Task to carry out: Go through the entries below and tally each line holding the string "https". Return the number only.

Page and application data records
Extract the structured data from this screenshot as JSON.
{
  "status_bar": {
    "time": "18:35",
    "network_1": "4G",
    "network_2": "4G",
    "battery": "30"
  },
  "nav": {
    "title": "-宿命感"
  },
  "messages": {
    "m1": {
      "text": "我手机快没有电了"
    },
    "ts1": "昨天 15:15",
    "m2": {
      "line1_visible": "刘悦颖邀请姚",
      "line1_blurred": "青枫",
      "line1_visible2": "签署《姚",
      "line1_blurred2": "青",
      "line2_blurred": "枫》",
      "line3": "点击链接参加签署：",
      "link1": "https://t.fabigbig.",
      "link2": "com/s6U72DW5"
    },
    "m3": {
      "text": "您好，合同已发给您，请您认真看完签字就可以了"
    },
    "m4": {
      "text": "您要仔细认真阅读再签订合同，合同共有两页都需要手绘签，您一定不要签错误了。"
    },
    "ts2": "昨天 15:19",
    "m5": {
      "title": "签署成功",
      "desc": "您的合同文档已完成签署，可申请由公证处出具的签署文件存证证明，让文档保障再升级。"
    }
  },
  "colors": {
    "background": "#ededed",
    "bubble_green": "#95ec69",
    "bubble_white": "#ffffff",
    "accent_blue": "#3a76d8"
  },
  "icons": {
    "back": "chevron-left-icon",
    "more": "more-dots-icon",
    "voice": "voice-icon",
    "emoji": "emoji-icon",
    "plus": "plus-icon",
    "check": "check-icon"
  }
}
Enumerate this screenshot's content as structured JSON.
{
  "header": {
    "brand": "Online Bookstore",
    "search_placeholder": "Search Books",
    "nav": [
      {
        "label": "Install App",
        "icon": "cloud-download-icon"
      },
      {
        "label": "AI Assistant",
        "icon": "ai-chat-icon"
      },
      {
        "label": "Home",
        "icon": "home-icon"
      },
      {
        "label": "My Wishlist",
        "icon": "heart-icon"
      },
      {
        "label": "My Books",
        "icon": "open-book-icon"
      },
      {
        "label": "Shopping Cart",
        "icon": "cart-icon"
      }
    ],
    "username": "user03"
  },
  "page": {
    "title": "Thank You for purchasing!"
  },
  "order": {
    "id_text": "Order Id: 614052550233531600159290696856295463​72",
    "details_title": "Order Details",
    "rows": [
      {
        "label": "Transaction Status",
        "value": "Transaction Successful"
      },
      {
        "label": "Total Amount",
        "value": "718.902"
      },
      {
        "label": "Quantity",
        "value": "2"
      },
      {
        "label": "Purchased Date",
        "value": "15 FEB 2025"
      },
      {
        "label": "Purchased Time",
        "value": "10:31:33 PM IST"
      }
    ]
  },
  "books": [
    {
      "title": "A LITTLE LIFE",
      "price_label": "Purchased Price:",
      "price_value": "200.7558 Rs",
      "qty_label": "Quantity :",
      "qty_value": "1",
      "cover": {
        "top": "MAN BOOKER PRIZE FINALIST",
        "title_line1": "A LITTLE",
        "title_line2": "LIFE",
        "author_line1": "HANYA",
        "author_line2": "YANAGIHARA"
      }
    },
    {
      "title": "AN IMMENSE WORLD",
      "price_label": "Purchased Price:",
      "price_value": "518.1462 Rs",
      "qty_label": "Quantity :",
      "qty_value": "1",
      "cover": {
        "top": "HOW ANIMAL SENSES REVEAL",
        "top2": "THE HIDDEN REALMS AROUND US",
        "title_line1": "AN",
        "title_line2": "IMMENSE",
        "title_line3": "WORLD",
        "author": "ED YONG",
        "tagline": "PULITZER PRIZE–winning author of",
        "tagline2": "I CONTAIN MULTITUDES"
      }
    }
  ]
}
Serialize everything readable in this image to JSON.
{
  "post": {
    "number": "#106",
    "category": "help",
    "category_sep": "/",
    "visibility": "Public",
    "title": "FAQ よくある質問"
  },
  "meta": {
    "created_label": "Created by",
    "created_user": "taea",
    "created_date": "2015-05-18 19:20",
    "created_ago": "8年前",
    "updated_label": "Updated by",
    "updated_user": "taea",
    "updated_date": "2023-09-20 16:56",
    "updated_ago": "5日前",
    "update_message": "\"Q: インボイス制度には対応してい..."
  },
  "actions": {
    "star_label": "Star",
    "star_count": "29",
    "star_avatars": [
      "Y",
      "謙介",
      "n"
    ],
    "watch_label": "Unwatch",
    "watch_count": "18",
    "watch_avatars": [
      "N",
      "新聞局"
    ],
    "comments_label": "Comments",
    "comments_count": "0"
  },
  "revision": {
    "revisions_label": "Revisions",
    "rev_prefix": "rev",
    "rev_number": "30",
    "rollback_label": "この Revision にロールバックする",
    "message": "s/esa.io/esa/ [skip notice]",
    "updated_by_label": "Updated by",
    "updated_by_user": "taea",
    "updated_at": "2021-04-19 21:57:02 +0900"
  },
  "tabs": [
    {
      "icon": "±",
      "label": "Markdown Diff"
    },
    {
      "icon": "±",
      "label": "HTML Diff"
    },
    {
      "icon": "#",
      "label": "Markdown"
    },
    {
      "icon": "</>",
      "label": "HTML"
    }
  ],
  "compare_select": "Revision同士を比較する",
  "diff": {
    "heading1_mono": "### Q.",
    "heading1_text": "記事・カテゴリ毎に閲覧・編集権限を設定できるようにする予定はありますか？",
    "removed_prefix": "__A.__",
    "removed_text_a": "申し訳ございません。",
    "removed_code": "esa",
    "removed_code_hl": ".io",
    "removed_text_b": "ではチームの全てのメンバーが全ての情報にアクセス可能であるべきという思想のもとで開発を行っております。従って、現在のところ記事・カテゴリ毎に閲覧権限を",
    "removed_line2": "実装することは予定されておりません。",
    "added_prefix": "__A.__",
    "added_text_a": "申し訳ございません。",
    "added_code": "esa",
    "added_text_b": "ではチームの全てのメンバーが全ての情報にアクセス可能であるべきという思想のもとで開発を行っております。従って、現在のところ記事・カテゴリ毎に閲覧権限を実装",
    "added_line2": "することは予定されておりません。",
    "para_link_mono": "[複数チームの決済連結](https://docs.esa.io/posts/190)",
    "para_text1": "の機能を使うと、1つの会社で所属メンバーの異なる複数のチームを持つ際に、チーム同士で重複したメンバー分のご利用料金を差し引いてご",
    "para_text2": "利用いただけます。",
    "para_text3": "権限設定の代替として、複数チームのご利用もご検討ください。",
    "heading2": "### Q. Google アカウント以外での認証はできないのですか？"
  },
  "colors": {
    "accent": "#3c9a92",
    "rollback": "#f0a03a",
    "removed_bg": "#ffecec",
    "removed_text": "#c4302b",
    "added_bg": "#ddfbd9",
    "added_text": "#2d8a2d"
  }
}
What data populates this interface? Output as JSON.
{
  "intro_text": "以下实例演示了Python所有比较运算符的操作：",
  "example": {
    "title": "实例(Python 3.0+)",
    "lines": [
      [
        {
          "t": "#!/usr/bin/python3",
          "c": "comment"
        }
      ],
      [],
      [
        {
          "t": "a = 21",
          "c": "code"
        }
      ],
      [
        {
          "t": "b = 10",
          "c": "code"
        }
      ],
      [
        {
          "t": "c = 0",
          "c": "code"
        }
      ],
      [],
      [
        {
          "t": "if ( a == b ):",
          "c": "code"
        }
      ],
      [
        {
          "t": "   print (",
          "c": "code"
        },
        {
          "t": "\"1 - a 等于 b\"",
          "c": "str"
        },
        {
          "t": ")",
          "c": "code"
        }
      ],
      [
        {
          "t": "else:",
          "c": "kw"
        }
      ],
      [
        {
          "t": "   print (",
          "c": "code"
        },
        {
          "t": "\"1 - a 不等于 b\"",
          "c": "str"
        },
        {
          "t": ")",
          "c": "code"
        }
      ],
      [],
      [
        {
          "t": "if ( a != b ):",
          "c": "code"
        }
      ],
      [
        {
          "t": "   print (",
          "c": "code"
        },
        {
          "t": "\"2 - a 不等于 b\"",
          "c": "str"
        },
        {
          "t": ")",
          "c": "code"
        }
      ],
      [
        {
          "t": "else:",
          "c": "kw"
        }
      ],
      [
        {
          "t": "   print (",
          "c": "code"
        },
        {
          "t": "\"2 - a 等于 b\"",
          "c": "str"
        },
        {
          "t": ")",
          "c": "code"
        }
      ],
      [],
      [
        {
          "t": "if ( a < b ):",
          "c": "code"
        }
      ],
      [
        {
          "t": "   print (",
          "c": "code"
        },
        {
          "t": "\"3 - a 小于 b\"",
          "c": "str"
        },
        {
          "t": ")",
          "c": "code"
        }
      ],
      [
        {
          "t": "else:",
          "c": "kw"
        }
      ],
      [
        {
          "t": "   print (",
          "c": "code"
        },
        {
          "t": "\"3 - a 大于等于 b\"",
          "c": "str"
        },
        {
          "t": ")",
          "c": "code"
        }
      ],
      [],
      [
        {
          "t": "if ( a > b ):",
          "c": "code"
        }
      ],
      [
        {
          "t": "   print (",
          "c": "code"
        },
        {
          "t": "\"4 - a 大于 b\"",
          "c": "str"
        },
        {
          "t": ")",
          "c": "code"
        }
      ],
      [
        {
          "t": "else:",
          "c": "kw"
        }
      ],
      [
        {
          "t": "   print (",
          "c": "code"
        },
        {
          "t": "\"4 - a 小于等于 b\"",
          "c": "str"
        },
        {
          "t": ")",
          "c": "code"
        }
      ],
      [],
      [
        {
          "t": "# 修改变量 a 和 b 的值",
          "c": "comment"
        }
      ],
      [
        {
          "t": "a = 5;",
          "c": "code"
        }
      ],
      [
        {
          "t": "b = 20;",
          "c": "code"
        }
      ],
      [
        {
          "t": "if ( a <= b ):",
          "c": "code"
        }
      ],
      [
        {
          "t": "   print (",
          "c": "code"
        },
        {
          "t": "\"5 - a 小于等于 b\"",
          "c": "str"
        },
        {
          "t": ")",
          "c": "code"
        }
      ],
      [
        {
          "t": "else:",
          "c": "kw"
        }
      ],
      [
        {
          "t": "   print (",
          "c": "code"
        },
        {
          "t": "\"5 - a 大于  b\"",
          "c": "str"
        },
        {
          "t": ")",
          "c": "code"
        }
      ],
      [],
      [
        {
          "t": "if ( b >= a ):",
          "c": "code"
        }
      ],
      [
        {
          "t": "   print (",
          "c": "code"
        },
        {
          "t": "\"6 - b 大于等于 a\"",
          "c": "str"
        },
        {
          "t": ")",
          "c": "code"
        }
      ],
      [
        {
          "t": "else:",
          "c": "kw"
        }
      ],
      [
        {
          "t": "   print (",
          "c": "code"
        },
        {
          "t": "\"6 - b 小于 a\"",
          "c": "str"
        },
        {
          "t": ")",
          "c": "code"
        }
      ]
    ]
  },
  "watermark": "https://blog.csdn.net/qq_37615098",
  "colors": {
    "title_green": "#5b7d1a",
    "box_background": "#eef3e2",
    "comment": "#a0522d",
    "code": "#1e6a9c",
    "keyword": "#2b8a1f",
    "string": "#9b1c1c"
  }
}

Output for this exercise: 3